SOURCE RECORDS: Begin

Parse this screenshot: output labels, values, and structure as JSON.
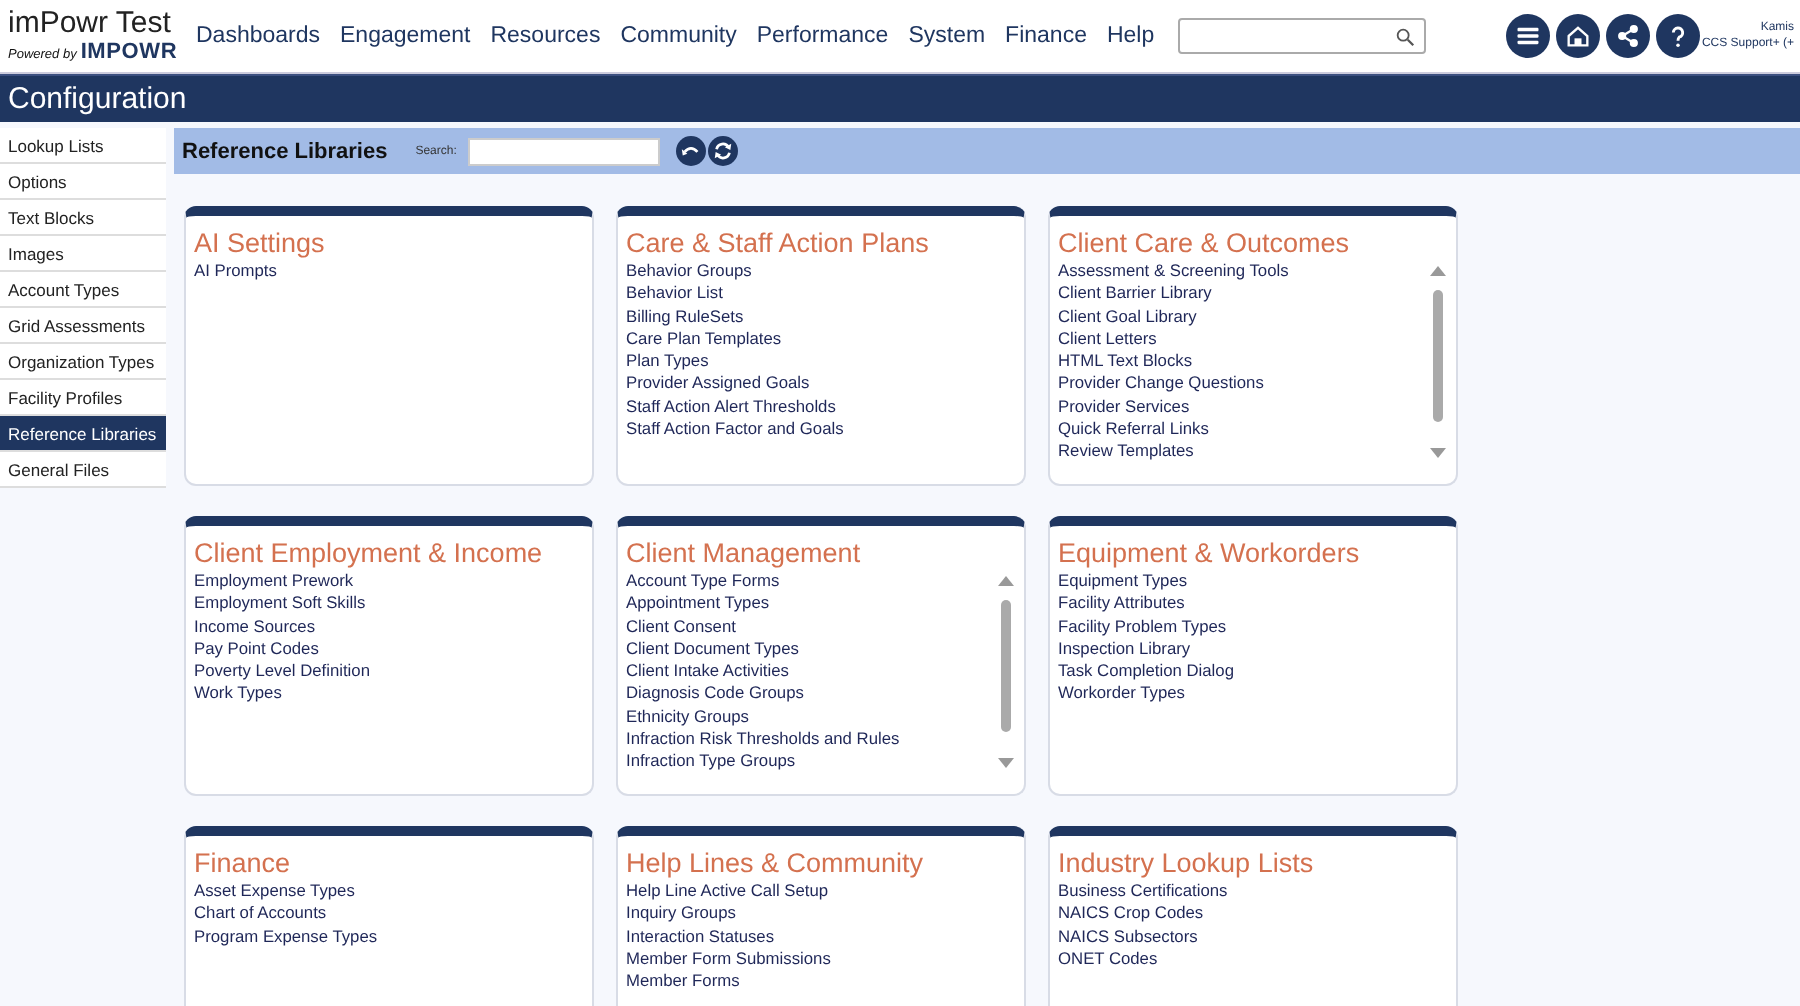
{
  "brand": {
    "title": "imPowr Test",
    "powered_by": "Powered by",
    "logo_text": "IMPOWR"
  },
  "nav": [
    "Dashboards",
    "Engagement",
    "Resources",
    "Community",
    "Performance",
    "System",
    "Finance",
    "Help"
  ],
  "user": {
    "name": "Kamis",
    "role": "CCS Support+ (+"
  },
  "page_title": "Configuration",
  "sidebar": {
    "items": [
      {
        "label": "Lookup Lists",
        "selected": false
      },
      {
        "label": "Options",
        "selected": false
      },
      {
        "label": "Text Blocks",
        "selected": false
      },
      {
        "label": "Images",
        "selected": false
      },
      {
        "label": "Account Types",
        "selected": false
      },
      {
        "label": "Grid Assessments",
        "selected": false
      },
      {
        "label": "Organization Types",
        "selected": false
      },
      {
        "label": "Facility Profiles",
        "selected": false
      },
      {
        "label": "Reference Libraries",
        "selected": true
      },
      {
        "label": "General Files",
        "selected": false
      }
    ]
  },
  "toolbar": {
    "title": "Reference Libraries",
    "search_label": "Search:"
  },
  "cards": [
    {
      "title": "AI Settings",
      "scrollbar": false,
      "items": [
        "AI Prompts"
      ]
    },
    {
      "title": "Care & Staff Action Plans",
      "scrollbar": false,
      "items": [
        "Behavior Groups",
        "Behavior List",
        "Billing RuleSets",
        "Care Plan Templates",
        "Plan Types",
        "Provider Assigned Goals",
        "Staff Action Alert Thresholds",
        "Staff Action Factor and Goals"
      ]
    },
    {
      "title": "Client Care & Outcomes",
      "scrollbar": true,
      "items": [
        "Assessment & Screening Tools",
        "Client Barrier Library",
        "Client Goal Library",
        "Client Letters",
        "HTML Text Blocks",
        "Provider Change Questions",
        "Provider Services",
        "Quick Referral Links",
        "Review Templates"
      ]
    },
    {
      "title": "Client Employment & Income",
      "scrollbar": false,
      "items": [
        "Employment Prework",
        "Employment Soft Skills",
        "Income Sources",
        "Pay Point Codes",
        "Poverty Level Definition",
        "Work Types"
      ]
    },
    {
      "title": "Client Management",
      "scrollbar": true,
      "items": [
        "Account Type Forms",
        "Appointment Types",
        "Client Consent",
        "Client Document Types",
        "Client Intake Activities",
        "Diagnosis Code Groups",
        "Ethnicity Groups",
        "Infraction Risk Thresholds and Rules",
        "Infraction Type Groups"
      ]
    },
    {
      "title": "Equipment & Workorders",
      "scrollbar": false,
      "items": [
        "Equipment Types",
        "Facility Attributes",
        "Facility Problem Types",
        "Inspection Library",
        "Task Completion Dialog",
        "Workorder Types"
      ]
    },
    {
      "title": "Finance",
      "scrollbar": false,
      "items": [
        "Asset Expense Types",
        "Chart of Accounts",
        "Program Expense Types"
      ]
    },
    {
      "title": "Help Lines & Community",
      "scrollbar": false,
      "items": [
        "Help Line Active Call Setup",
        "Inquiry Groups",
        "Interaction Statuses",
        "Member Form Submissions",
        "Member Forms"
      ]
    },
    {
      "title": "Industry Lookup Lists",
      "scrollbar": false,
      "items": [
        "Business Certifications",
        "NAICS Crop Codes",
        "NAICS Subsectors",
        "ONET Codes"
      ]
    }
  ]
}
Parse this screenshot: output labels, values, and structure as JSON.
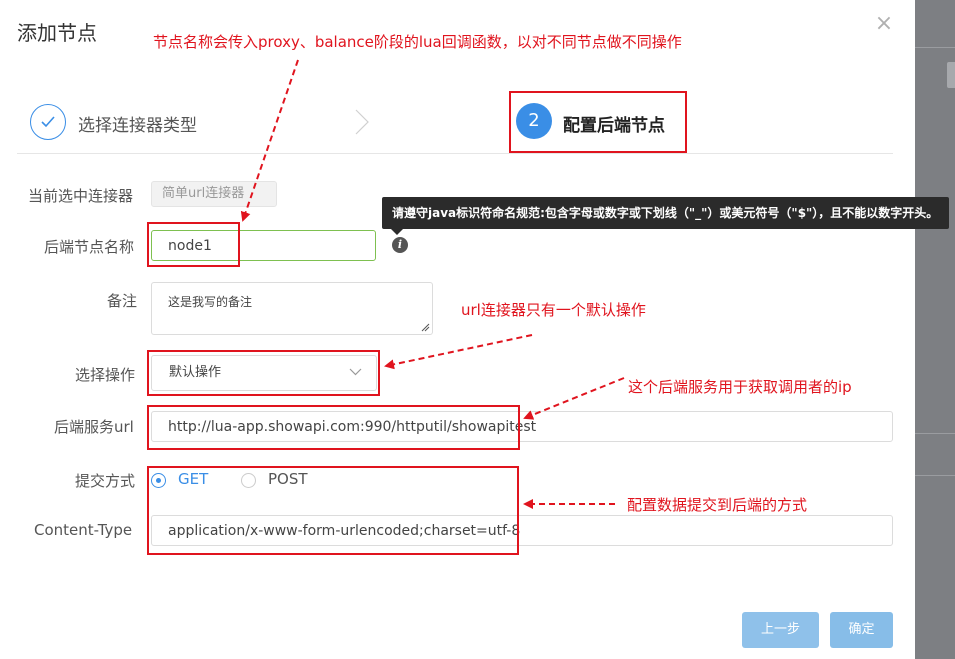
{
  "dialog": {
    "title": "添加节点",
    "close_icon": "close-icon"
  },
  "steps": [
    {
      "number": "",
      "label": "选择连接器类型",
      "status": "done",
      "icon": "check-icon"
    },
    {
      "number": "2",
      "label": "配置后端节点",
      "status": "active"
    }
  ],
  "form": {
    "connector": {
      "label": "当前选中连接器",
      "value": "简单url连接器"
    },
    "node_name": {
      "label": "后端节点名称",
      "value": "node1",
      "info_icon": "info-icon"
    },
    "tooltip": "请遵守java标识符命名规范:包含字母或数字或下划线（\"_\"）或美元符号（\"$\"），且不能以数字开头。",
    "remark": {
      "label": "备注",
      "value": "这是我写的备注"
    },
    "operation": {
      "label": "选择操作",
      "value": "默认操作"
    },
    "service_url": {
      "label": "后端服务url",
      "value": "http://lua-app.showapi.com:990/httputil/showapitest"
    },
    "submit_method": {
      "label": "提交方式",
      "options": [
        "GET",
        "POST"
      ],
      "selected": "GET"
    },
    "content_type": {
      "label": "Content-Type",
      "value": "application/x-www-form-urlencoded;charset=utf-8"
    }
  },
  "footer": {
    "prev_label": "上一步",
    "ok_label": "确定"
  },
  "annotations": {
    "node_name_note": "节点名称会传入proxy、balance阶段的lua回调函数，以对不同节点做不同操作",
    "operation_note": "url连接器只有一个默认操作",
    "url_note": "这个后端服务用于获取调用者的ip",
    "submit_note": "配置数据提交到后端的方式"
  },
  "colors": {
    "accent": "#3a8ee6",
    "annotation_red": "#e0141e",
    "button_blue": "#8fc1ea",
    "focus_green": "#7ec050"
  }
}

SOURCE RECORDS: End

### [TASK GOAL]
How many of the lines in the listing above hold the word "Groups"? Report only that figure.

### [EXERCISE RESULT]
5